• Directions for this task:
Looking through the data, please report how many lines contain the string "战争学院", giving nothing but the number.

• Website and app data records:
┄┄┄┄┄┄
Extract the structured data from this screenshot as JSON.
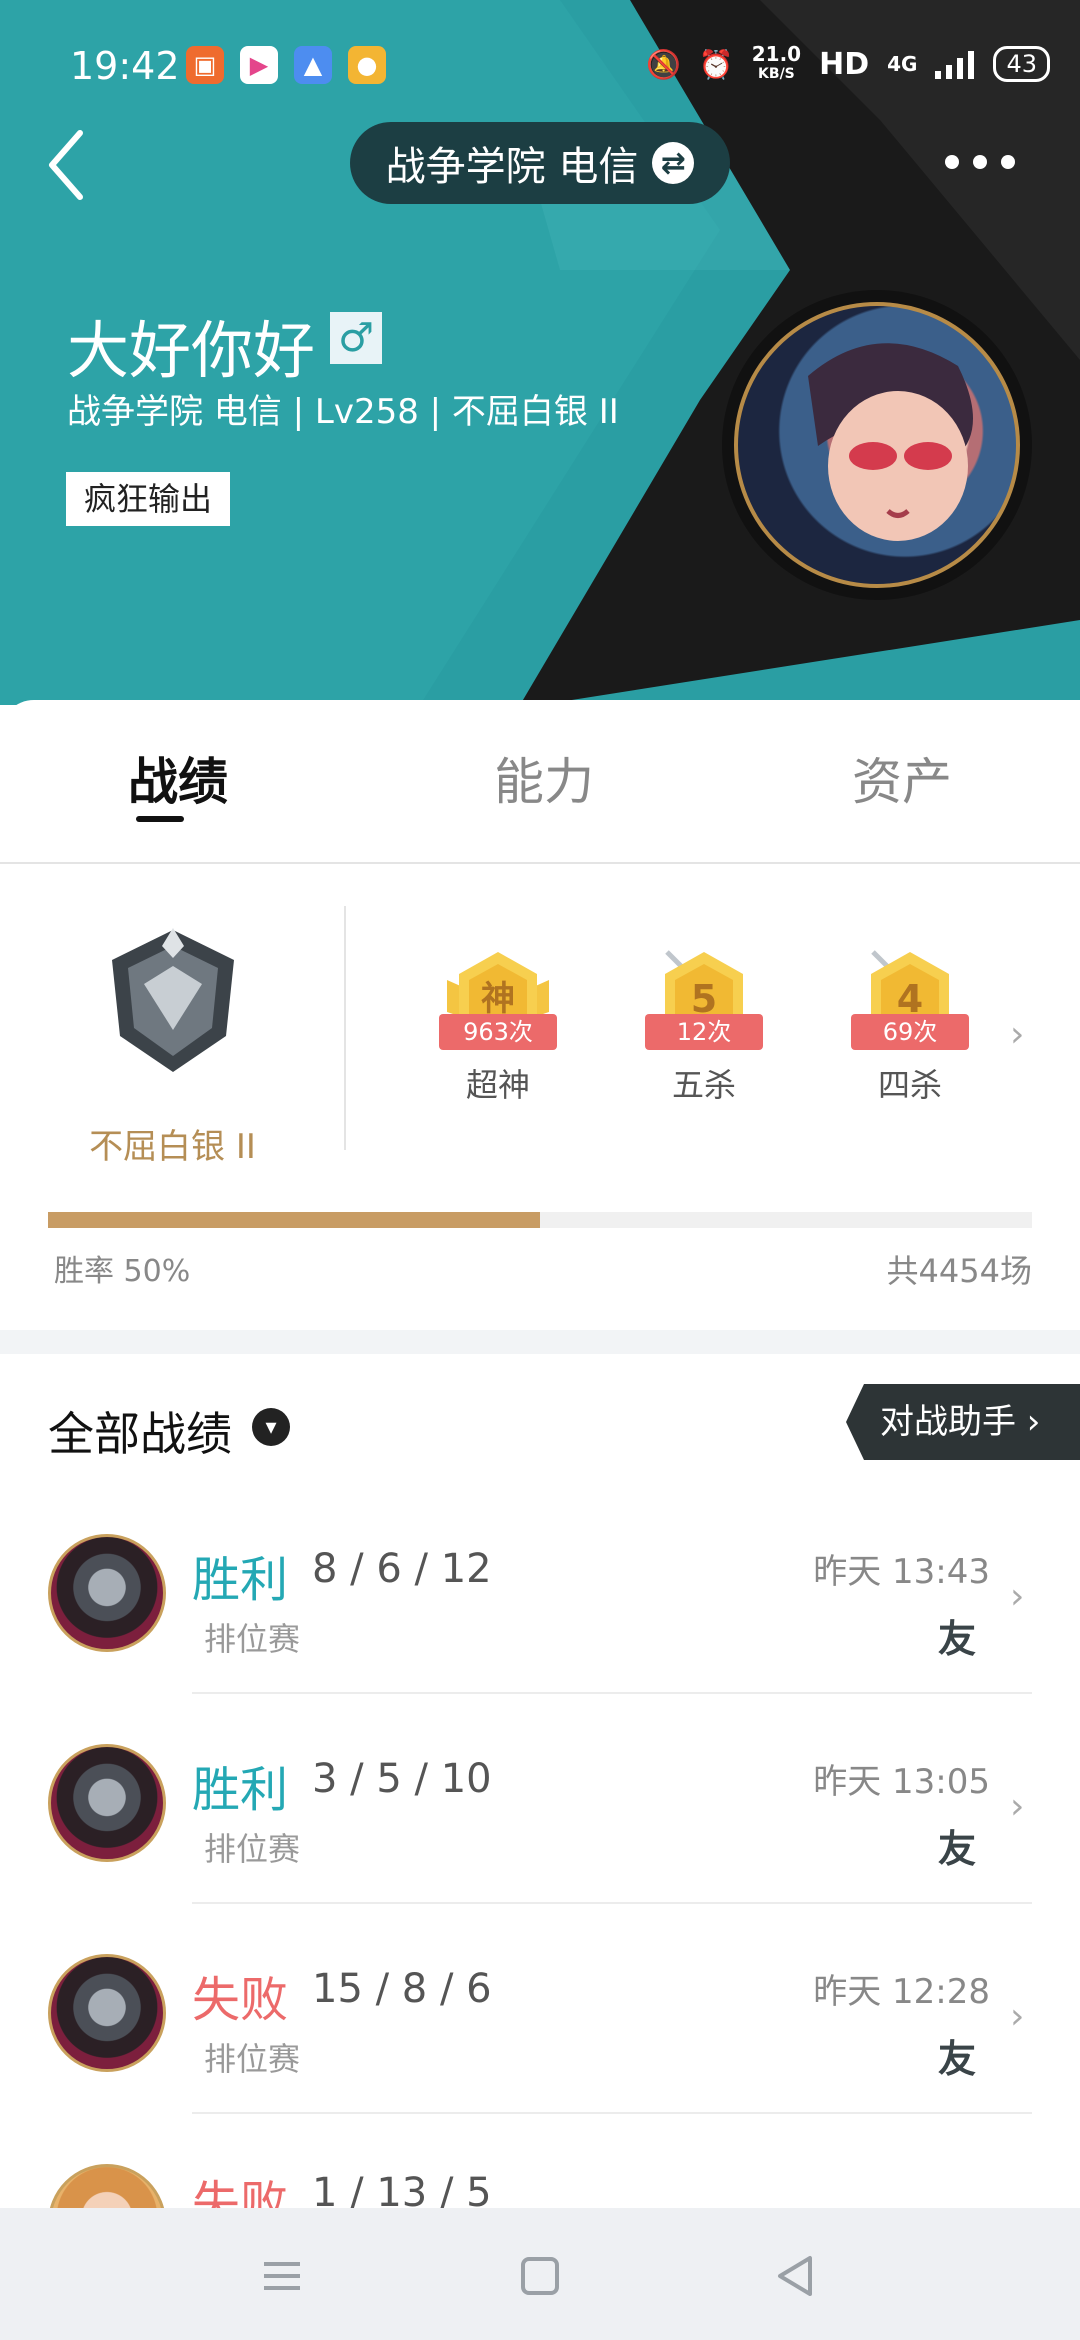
{
  "status_bar": {
    "time": "19:42",
    "net_speed_value": "21.0",
    "net_speed_unit": "KB/S",
    "hd": "HD",
    "network": "4G",
    "battery": "43"
  },
  "top_bar": {
    "server": "战争学院 电信"
  },
  "profile": {
    "name": "大好你好",
    "gender_symbol": "♂",
    "meta": "战争学院 电信 | Lv258 | 不屈白银 II",
    "tag": "疯狂输出"
  },
  "tabs": [
    {
      "label": "战绩",
      "active": true
    },
    {
      "label": "能力",
      "active": false
    },
    {
      "label": "资产",
      "active": false
    }
  ],
  "rank": {
    "name": "不屈白银 II"
  },
  "honors": [
    {
      "symbol": "神",
      "count": "963次",
      "label": "超神"
    },
    {
      "symbol": "5",
      "count": "12次",
      "label": "五杀"
    },
    {
      "symbol": "4",
      "count": "69次",
      "label": "四杀"
    }
  ],
  "stats": {
    "win_rate_label": "胜率  50%",
    "win_rate": 0.5,
    "total": "共4454场"
  },
  "match_list": {
    "title": "全部战绩",
    "assistant": "对战助手 ›",
    "matches": [
      {
        "result": "胜利",
        "kda": "8 / 6 / 12",
        "mode": "排位赛",
        "time": "昨天 13:43",
        "badge": "友"
      },
      {
        "result": "胜利",
        "kda": "3 / 5 / 10",
        "mode": "排位赛",
        "time": "昨天 13:05",
        "badge": "友"
      },
      {
        "result": "失败",
        "kda": "15 / 8 / 6",
        "mode": "排位赛",
        "time": "昨天 12:28",
        "badge": "友"
      },
      {
        "result": "失败",
        "kda": "1 / 13 / 5"
      }
    ]
  },
  "colors": {
    "header_teal": "#2a9ea3",
    "win": "#24a8b4",
    "lose": "#ec6a6a",
    "gold": "#c89c64"
  }
}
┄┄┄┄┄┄
• Problem solution:
2